Throughout most of the nineteenth and twentieth centuries, Canada sought to forcibly assimilate aboriginal youngsters by removing them from their homes and placing them in federally funded boarding schools that prohibited the expression of native traditions or languages. Known as Indian Residential Schools, the institutions, which were often administered by churches, provided neither proper education nor adequate nutrition, health care, or clothing, and many of the students who passed through the system—an estimated hundred and fifty thousand children from the First Nation, Inuit, and Métis peoples—suffered abuse. The country has in recent years begun to reckon with the consequences of its policy. A report released earlier this year by a Canadian Truth and Reconciliation Commission described what happened in the schools as "cultural genocide."

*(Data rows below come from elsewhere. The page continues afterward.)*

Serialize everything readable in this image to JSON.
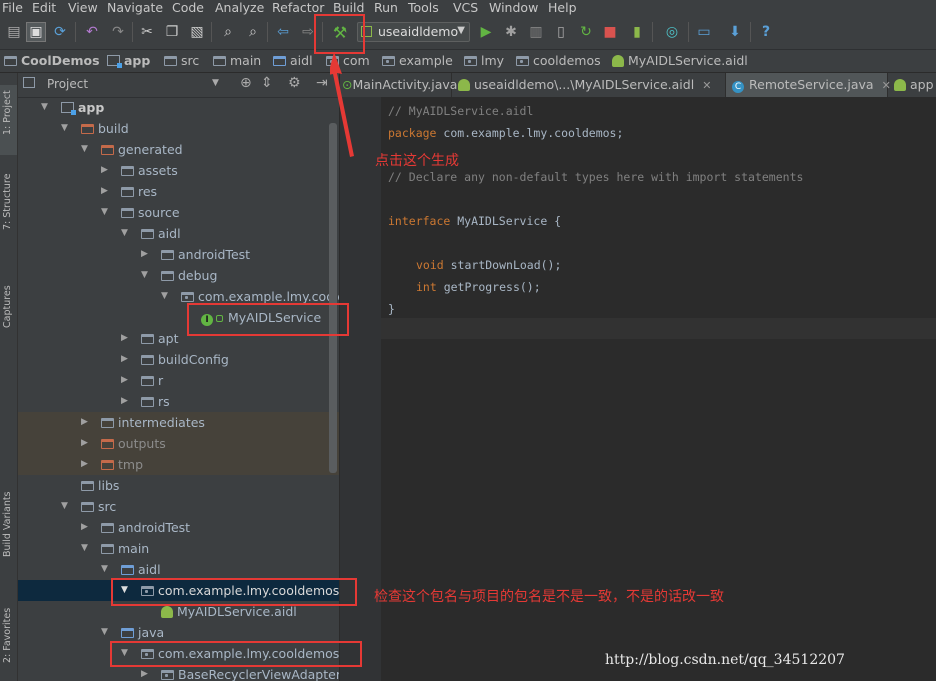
{
  "menu": [
    "File",
    "Edit",
    "View",
    "Navigate",
    "Code",
    "Analyze",
    "Refactor",
    "Build",
    "Run",
    "Tools",
    "VCS",
    "Window",
    "Help"
  ],
  "toolbar": {
    "run_config": "useaidldemo"
  },
  "breadcrumb": [
    "CoolDemos",
    "app",
    "src",
    "main",
    "aidl",
    "com",
    "example",
    "lmy",
    "cooldemos",
    "MyAIDLService.aidl"
  ],
  "project_panel": {
    "title": "Project",
    "rows": [
      {
        "label": "app"
      },
      {
        "label": "build"
      },
      {
        "label": "generated"
      },
      {
        "label": "assets"
      },
      {
        "label": "res"
      },
      {
        "label": "source"
      },
      {
        "label": "aidl"
      },
      {
        "label": "androidTest"
      },
      {
        "label": "debug"
      },
      {
        "label": "com.example.lmy.cooldemos"
      },
      {
        "label": "MyAIDLService"
      },
      {
        "label": "apt"
      },
      {
        "label": "buildConfig"
      },
      {
        "label": "r"
      },
      {
        "label": "rs"
      },
      {
        "label": "intermediates"
      },
      {
        "label": "outputs"
      },
      {
        "label": "tmp"
      },
      {
        "label": "libs"
      },
      {
        "label": "src"
      },
      {
        "label": "androidTest"
      },
      {
        "label": "main"
      },
      {
        "label": "aidl"
      },
      {
        "label": "com.example.lmy.cooldemos"
      },
      {
        "label": "MyAIDLService.aidl"
      },
      {
        "label": "java"
      },
      {
        "label": "com.example.lmy.cooldemos"
      },
      {
        "label": "BaseRecyclerViewAdapterHelper"
      }
    ]
  },
  "side_tabs": {
    "project": "1: Project",
    "structure": "7: Structure",
    "captures": "Captures",
    "build_variants": "Build Variants",
    "favorites": "2: Favorites"
  },
  "editor_tabs": [
    "MainActivity.java",
    "useaidldemo\\...\\MyAIDLService.aidl",
    "RemoteService.java",
    "app"
  ],
  "code": {
    "l1": "// MyAIDLService.aidl",
    "l2_kw": "package",
    "l2_rest": " com.example.lmy.cooldemos;",
    "l3": "// Declare any non-default types here with import statements",
    "l4_kw": "interface",
    "l4_rest": " MyAIDLService {",
    "l5_kw": "void",
    "l5_rest": " startDownLoad();",
    "l6_kw": "int",
    "l6_rest": " getProgress();",
    "l7": "}"
  },
  "annotations": {
    "generate": "点击这个生成",
    "check_package": "检查这个包名与项目的包名是不是一致，不是的话改一致"
  },
  "watermark": "http://blog.csdn.net/qq_34512207",
  "colors": {
    "annotation_red": "#e53935",
    "keyword": "#cc7832",
    "comment": "#808080"
  }
}
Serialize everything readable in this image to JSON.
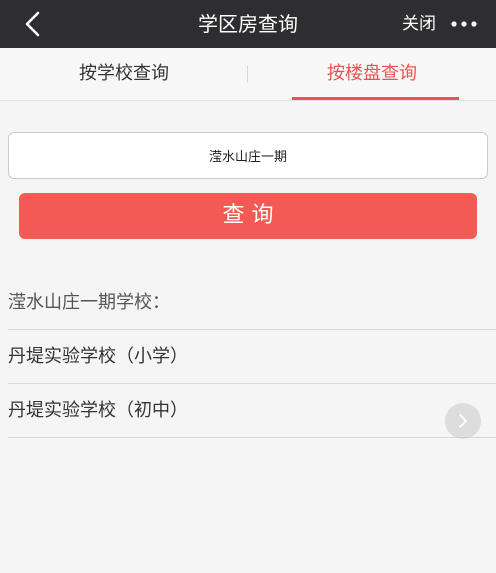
{
  "header": {
    "title": "学区房查询",
    "close_label": "关闭"
  },
  "tabs": [
    {
      "label": "按学校查询",
      "active": false
    },
    {
      "label": "按楼盘查询",
      "active": true
    }
  ],
  "search": {
    "value": "滢水山庄一期"
  },
  "query_button_label": "查 询",
  "results": {
    "heading": "滢水山庄一期学校：",
    "items": [
      {
        "label": "丹堤实验学校（小学）"
      },
      {
        "label": "丹堤实验学校（初中）"
      }
    ]
  },
  "colors": {
    "topbar": "#2e2e30",
    "accent": "#e8544f",
    "button": "#f45a55"
  },
  "icons": {
    "back": "chevron-left-icon",
    "more": "more-dots-icon",
    "scroll": "chevron-right-icon"
  }
}
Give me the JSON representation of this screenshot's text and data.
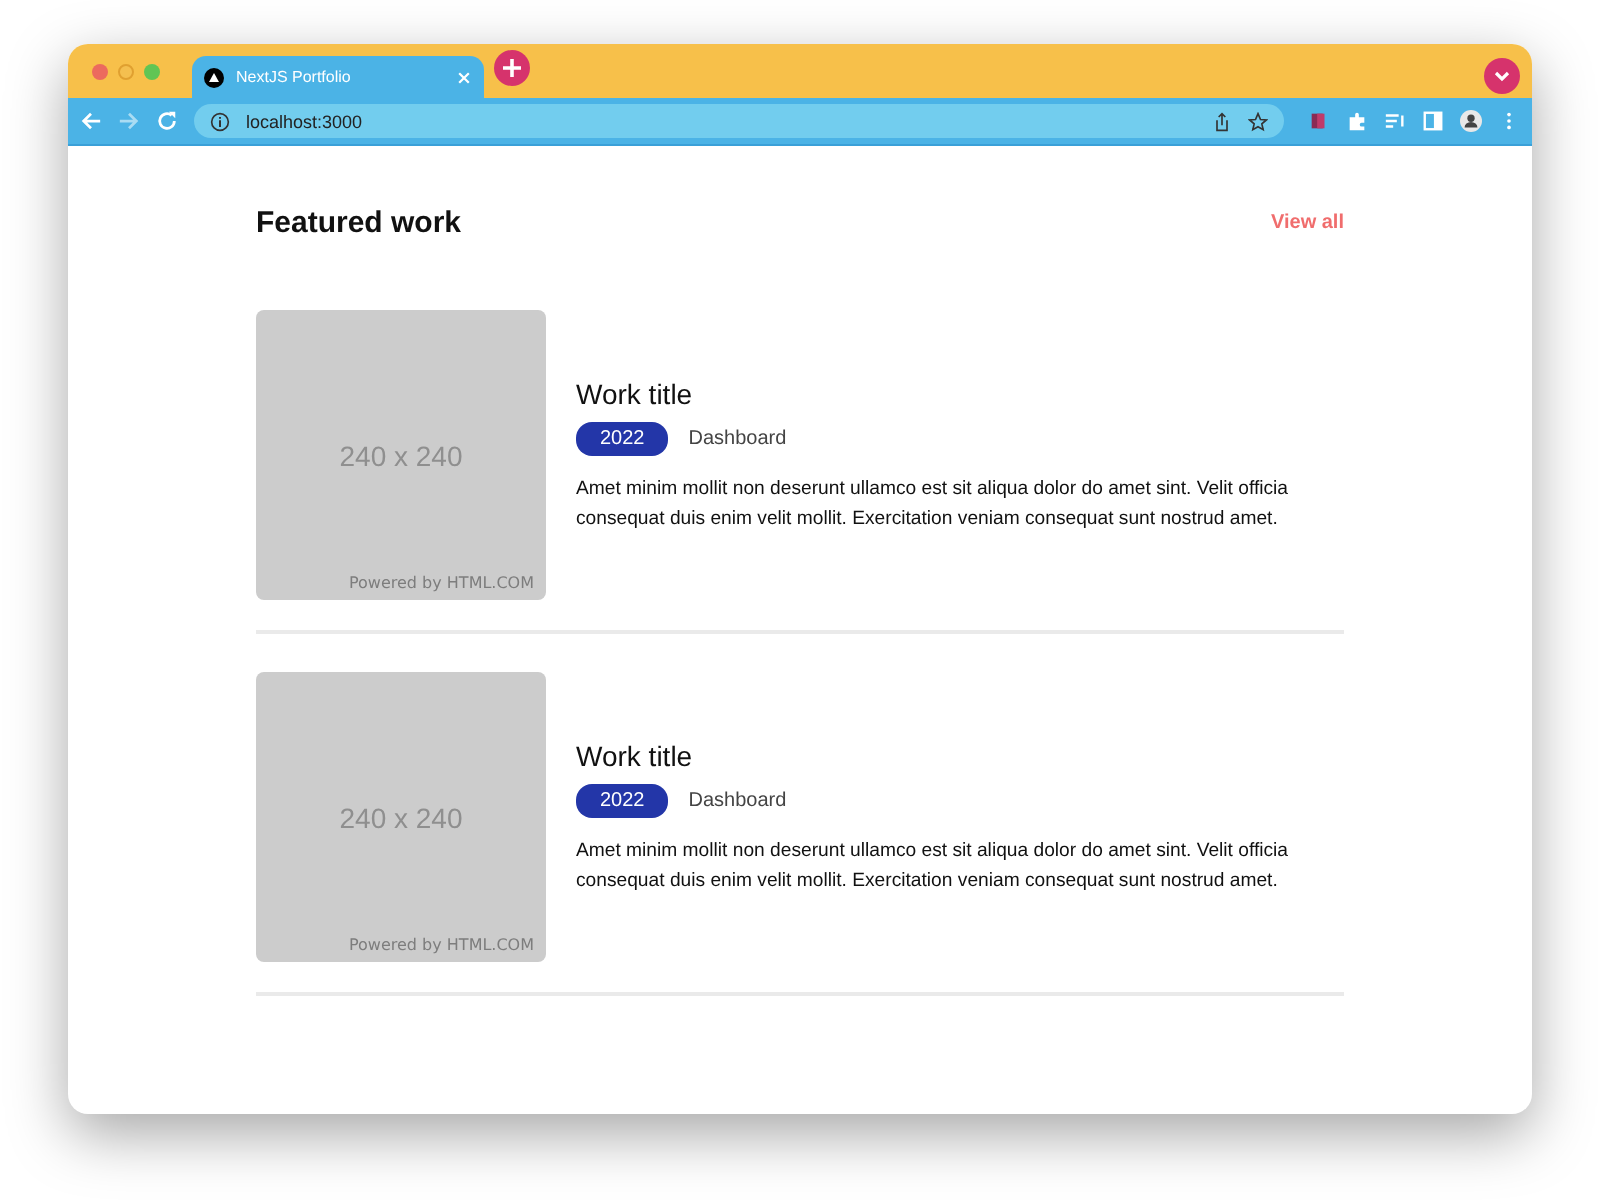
{
  "window": {
    "tab": {
      "title": "NextJS Portfolio",
      "selected": true
    },
    "url": "localhost:3000"
  },
  "section": {
    "title": "Featured work",
    "link": "View all"
  },
  "works": [
    {
      "image": {
        "size_text": "240 x 240",
        "credit": "Powered by HTML.COM"
      },
      "title": "Work title",
      "year": "2022",
      "category": "Dashboard",
      "description": "Amet minim mollit non deserunt ullamco est sit aliqua dolor do amet sint. Velit officia consequat duis enim velit mollit. Exercitation veniam consequat sunt nostrud amet."
    },
    {
      "image": {
        "size_text": "240 x 240",
        "credit": "Powered by HTML.COM"
      },
      "title": "Work title",
      "year": "2022",
      "category": "Dashboard",
      "description": "Amet minim mollit non deserunt ullamco est sit aliqua dolor do amet sint. Velit officia consequat duis enim velit mollit. Exercitation veniam consequat sunt nostrud amet."
    }
  ]
}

The American photographer Daniella Zalcman's project "Signs of Your Identity" explores the traumatic legacy of the forced-assimilation schools. For two weeks this past summer, travelling on a Pulitzer Center on Crisis Reporting grant through the prairie province of Saskatchewan, where the last academy closed in 1996, Zalcman photographed forty-five survivors and recorded their stories, then created haunting double-exposure portraits overlaid with images of objects or places relevant to their experiences. The features of Rick Pelletier, who was severely beaten at a boarding school when he was seven years old, are almost completely erased by the writing on a tombstone. Valerie Ewenin, who lost her native language at boarding school, appears with her eyes and mouth covered by a broken window. "I was brought up believing in the nature ways, burning sweetgrass, speaking Cree," she says. "And then I went to residential school and all that was taken away from me. And then later on I forgot it, too, and that was even worse."
Migration and Refugees